The Occupy Wall Street campaign has inspired millions across the country and the world to evaluate their governments and the strangle hold corporations have on career politicians. Occupy New York has even managed to raise $500,000 to continue the fight “to end the tyranny of the 1%.”
But ending “the tyranny of the 1%” is more about decisions we make every day versus donating or supporting a protest (which is taking donations by major credit cards?!?!). Lifestyle choices like living in a smaller home, eating local and vegetarian, and conserving energy by buying second hand and trading items with friends all give the middle finger to Wall Street, Exxon, Shell, BP, ConAgra, Unilever, etc. etc.
Breaking it down:
Live in a smaller place. Shrink the size of your mortgage with Bank of America or Wells Fargo. Large houses not only put you in a financial chokehold they also use up large amounts of resources. They have to be filled with “stuff” like furniture and nick nacks. You’ll waste time shopping and cleaning! Here’s Graham Hill’s excellent TED talk Less Stuff, More Happiness where he shows off his 420 sqare foot New York apartment. You don’t have to be held hostage by thousands of square feet and a loan.
Eat local, fresh, and try being a vegetarian to support local farmers and small businesses. Packaged foods not only require large amounts of fuel to get them in to those handy serving size containers, but they also prop up large corporations like Tyson and ConAgra while stealing business away from your local orchard or farm. For more information on the importance of eating local, fresh and vegetarian for the environment check out: the documentary Food, Inc. , The Omnivores Dilemma by Michael Pollan, or peta.org’s section on fighting global warming by going veg.

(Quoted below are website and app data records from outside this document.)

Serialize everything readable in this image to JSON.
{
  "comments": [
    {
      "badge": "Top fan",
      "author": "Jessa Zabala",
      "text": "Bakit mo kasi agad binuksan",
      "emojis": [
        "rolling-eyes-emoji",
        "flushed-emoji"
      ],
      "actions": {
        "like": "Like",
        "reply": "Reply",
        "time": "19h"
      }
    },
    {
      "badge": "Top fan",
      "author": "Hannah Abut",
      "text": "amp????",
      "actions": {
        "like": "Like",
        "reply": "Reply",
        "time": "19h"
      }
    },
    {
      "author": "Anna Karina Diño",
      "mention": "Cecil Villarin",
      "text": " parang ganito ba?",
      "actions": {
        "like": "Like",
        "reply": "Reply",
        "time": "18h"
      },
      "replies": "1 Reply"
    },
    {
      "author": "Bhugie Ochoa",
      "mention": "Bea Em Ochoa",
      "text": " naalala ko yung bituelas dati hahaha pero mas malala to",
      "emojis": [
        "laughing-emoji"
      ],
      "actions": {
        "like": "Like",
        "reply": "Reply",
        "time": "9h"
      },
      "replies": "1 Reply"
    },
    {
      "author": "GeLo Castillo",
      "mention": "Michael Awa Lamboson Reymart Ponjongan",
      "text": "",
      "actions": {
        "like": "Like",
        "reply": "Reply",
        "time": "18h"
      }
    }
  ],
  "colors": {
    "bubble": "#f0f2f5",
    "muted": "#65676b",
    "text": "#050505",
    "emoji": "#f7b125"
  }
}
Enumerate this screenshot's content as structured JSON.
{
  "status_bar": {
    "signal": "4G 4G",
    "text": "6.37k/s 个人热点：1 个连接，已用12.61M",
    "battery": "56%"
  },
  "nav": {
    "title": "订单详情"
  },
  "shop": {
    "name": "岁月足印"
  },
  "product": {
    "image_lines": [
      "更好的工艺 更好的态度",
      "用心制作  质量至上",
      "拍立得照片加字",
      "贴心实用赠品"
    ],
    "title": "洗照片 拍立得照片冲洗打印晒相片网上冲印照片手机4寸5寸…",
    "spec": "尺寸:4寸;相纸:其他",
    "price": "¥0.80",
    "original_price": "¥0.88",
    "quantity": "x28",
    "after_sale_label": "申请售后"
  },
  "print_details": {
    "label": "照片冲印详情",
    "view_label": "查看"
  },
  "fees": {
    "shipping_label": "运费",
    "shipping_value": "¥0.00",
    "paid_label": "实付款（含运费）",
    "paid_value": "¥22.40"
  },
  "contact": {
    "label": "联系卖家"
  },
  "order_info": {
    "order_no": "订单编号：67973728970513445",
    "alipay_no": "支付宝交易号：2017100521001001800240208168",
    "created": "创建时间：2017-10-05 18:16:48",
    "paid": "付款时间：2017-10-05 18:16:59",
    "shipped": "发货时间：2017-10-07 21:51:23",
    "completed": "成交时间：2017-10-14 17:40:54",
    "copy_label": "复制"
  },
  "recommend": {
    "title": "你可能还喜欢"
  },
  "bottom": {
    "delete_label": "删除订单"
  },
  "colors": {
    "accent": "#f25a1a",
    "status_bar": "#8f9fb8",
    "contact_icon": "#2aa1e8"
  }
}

Buy used, reuse, or trade belongings with your friends because it saves energy, which Big Oil hates. Why does it save energy? Because producing anything new takes energy/resources – Physics 101. Before running to the mall visit GoodWill, The Salvation Army, Out of the Closet or any number of other second hand stores.
Or better yet – trade stuff with your friends! It will give you a reason to talk to them in person, not just FaceBook them. True story - This summer I was all jazzed to learn how to make homemade ice cream. I was going to go to the mall and buy the KitchenAid Stand Mixer ice cream maker attachment. Luckily I happened to see one of my friends in person (not just on twitter) and they said, “Take the ice cream maker we never use.” So I did, saved 100 bucks and - long story short - I suck at making ice cream. But now I know that and I didn’t damage the environment!
My point people is please don’t wait for a movement or economic collapse to take a life inventory and learn what you can and cannot live without. You don’t have to become a monk just live more and have less.